BEGIN Material supplied

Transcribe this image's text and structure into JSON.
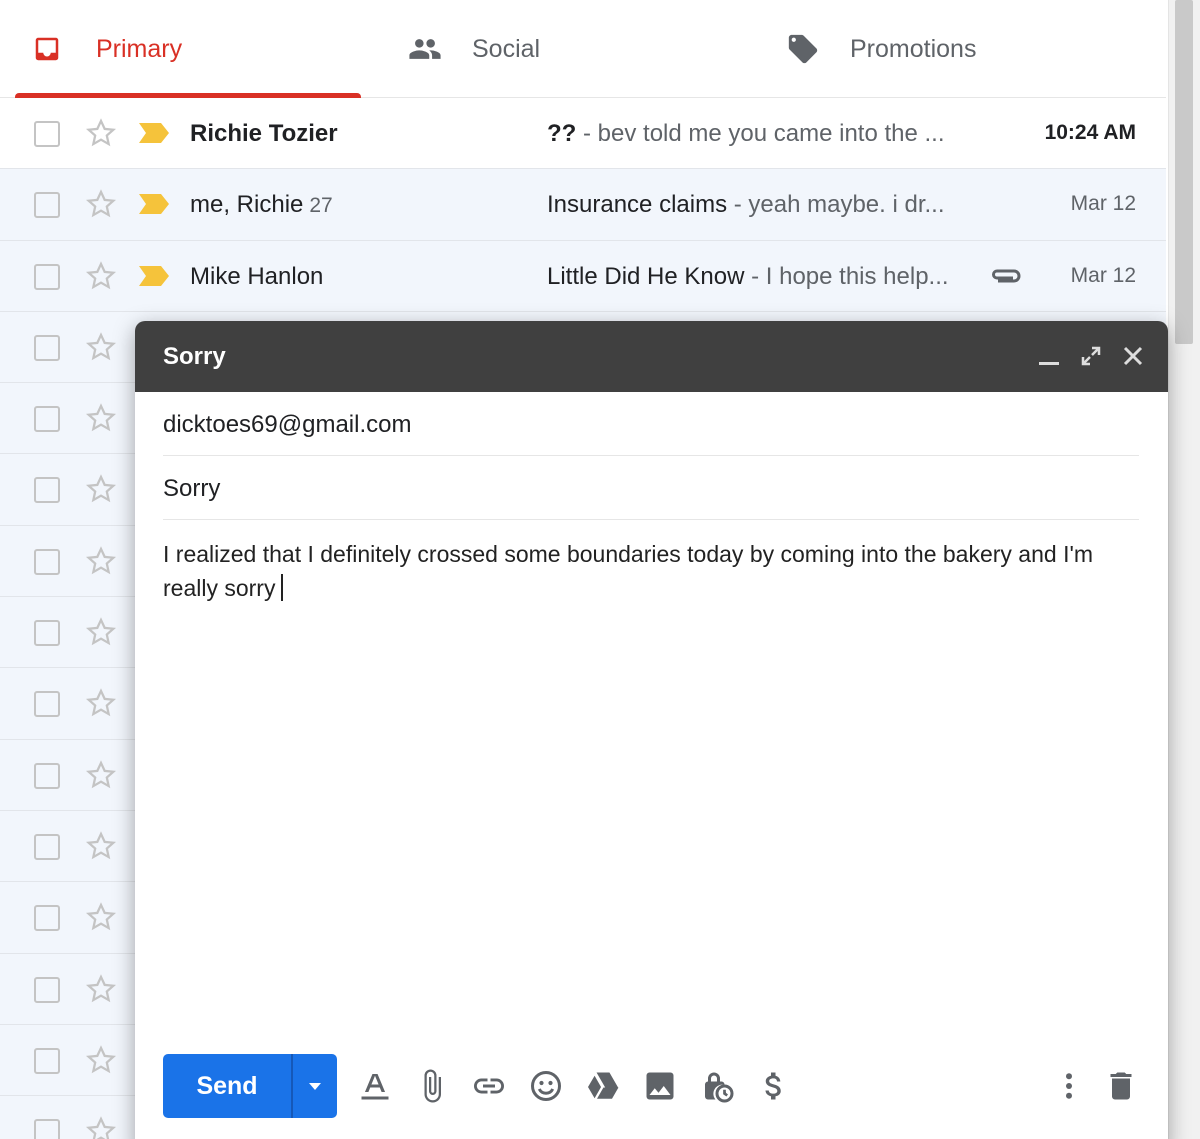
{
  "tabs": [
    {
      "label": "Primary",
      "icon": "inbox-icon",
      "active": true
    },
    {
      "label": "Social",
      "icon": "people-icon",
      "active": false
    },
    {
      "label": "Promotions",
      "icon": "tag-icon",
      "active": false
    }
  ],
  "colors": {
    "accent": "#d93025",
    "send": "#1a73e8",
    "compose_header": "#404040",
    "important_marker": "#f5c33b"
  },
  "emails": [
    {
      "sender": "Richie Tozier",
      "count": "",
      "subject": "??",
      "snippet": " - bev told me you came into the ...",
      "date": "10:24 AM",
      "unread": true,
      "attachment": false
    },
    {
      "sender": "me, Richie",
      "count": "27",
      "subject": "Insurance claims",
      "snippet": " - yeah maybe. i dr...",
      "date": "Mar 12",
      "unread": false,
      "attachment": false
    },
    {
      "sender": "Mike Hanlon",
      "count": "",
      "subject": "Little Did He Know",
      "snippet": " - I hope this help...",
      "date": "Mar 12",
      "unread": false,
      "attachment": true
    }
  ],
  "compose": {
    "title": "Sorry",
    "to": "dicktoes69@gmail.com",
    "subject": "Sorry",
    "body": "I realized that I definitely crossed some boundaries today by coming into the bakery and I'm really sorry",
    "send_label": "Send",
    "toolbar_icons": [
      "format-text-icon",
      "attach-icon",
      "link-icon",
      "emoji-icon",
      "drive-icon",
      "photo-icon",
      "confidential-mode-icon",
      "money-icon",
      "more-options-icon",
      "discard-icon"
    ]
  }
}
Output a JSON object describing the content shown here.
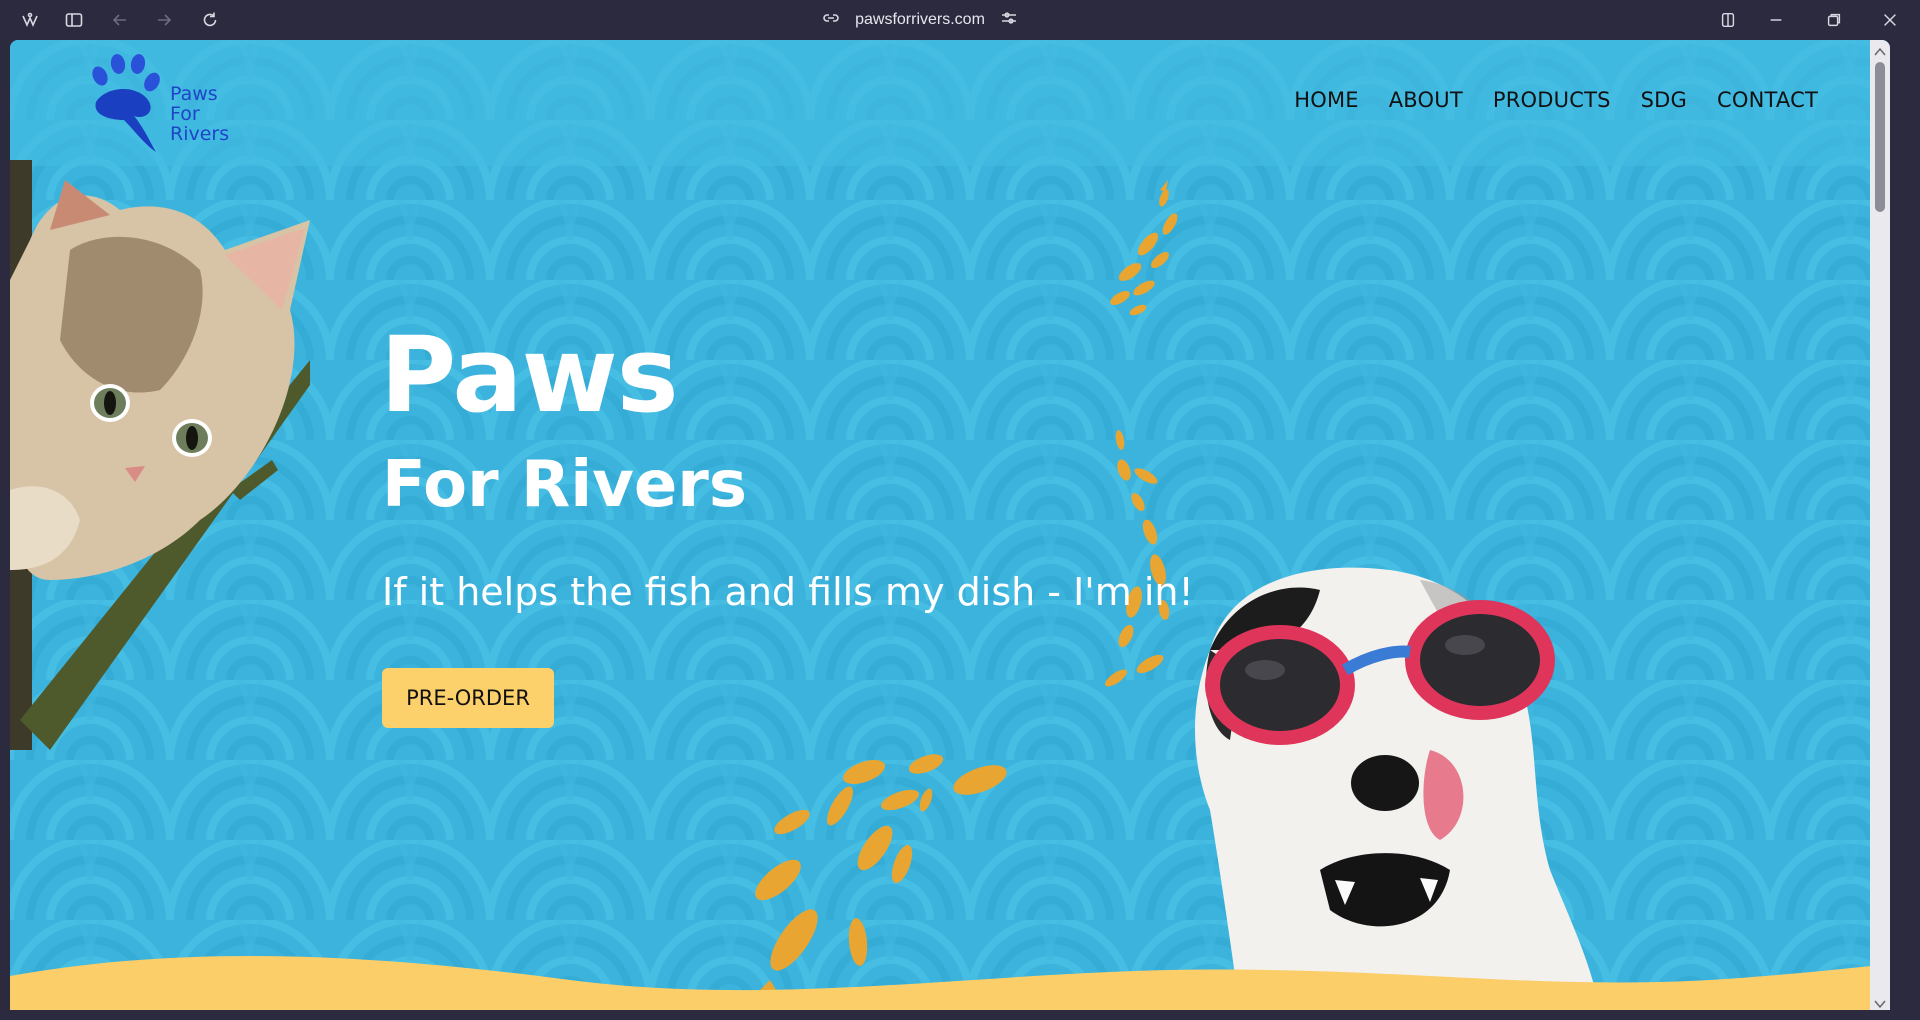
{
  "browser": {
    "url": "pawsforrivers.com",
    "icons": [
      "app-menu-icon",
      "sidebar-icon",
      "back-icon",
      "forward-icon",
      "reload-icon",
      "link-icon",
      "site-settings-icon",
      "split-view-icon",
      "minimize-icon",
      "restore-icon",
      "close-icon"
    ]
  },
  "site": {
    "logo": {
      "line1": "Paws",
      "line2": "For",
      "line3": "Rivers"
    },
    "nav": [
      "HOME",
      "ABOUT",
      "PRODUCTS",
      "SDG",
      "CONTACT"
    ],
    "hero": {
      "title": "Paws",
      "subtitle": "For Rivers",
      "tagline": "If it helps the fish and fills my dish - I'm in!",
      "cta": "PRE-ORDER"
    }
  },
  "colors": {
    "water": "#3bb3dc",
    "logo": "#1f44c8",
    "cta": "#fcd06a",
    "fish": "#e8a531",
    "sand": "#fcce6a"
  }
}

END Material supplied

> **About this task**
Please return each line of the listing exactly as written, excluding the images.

> **Exercise output**
Transcribe this image's text and structure into JSON.
{
  "tabs": [
    {
      "label": "Primary",
      "icon": "inbox-icon",
      "active": true
    },
    {
      "label": "Social",
      "icon": "people-icon",
      "active": false
    },
    {
      "label": "Promotions",
      "icon": "tag-icon",
      "active": false
    }
  ],
  "colors": {
    "accent": "#d93025",
    "send": "#1a73e8",
    "compose_header": "#404040",
    "important_marker": "#f5c33b"
  },
  "emails": [
    {
      "sender": "Richie Tozier",
      "count": "",
      "subject": "??",
      "snippet": " - bev told me you came into the ...",
      "date": "10:24 AM",
      "unread": true,
      "attachment": false
    },
    {
      "sender": "me, Richie",
      "count": "27",
      "subject": "Insurance claims",
      "snippet": " - yeah maybe. i dr...",
      "date": "Mar 12",
      "unread": false,
      "attachment": false
    },
    {
      "sender": "Mike Hanlon",
      "count": "",
      "subject": "Little Did He Know",
      "snippet": " - I hope this help...",
      "date": "Mar 12",
      "unread": false,
      "attachment": true
    }
  ],
  "compose": {
    "title": "Sorry",
    "to": "dicktoes69@gmail.com",
    "subject": "Sorry",
    "body": "I realized that I definitely crossed some boundaries today by coming into the bakery and I'm really sorry",
    "send_label": "Send",
    "toolbar_icons": [
      "format-text-icon",
      "attach-icon",
      "link-icon",
      "emoji-icon",
      "drive-icon",
      "photo-icon",
      "confidential-mode-icon",
      "money-icon",
      "more-options-icon",
      "discard-icon"
    ]
  }
}
Output a JSON object describing the content shown here.
{
  "browser": {
    "url": "pawsforrivers.com",
    "icons": [
      "app-menu-icon",
      "sidebar-icon",
      "back-icon",
      "forward-icon",
      "reload-icon",
      "link-icon",
      "site-settings-icon",
      "split-view-icon",
      "minimize-icon",
      "restore-icon",
      "close-icon"
    ]
  },
  "site": {
    "logo": {
      "line1": "Paws",
      "line2": "For",
      "line3": "Rivers"
    },
    "nav": [
      "HOME",
      "ABOUT",
      "PRODUCTS",
      "SDG",
      "CONTACT"
    ],
    "hero": {
      "title": "Paws",
      "subtitle": "For Rivers",
      "tagline": "If it helps the fish and fills my dish - I'm in!",
      "cta": "PRE-ORDER"
    }
  },
  "colors": {
    "water": "#3bb3dc",
    "logo": "#1f44c8",
    "cta": "#fcd06a",
    "fish": "#e8a531",
    "sand": "#fcce6a"
  }
}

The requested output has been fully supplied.